[Given records Boundary: Start]

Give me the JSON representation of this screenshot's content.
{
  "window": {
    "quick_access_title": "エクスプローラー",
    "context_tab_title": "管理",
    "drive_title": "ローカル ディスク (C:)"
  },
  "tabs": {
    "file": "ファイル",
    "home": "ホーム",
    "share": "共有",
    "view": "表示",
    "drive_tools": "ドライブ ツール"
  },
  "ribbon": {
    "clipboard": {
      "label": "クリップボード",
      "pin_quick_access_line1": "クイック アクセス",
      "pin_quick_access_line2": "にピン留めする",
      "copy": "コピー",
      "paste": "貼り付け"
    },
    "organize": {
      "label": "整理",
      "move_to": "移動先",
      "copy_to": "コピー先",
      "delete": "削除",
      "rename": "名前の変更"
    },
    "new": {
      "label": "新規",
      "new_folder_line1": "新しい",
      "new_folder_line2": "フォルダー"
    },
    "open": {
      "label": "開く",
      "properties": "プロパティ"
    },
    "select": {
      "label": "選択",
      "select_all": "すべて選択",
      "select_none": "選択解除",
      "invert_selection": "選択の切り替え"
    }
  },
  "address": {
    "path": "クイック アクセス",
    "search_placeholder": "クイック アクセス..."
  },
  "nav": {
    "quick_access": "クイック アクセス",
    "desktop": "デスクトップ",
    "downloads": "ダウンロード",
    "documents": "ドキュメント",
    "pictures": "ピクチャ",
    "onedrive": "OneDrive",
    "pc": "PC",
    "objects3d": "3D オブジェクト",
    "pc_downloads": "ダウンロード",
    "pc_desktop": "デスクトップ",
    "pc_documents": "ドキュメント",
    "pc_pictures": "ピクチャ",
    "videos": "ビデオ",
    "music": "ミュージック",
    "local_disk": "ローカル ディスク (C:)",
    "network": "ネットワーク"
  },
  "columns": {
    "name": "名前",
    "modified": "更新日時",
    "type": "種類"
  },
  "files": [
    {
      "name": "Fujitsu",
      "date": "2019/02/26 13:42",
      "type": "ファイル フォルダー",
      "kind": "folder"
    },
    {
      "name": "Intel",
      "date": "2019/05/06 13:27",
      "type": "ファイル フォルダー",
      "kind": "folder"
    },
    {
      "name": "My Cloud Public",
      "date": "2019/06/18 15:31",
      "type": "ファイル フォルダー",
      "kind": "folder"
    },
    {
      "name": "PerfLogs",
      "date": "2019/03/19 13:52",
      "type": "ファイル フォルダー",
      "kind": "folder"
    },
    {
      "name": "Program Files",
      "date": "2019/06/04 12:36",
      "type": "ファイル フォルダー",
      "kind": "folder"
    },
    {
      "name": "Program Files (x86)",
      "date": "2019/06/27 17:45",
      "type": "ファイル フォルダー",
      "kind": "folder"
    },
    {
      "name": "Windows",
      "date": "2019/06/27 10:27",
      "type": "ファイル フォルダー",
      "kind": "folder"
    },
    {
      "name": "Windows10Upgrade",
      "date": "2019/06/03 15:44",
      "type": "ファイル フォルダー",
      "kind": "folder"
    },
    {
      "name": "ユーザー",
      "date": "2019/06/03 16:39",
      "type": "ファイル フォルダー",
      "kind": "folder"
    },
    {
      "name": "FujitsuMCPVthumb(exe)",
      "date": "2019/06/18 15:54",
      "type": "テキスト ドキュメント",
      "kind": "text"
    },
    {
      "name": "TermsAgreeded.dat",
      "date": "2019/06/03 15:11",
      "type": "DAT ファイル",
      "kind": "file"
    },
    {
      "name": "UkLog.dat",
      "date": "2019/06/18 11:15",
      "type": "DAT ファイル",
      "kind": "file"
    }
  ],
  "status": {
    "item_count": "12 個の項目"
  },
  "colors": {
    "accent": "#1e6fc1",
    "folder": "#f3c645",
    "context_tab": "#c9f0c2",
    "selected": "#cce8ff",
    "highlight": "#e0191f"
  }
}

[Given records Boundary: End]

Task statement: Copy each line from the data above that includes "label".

Your solution:
      "label": "クリップボード",
      "label": "整理",
      "label": "新規",
      "label": "開く",
      "label": "選択",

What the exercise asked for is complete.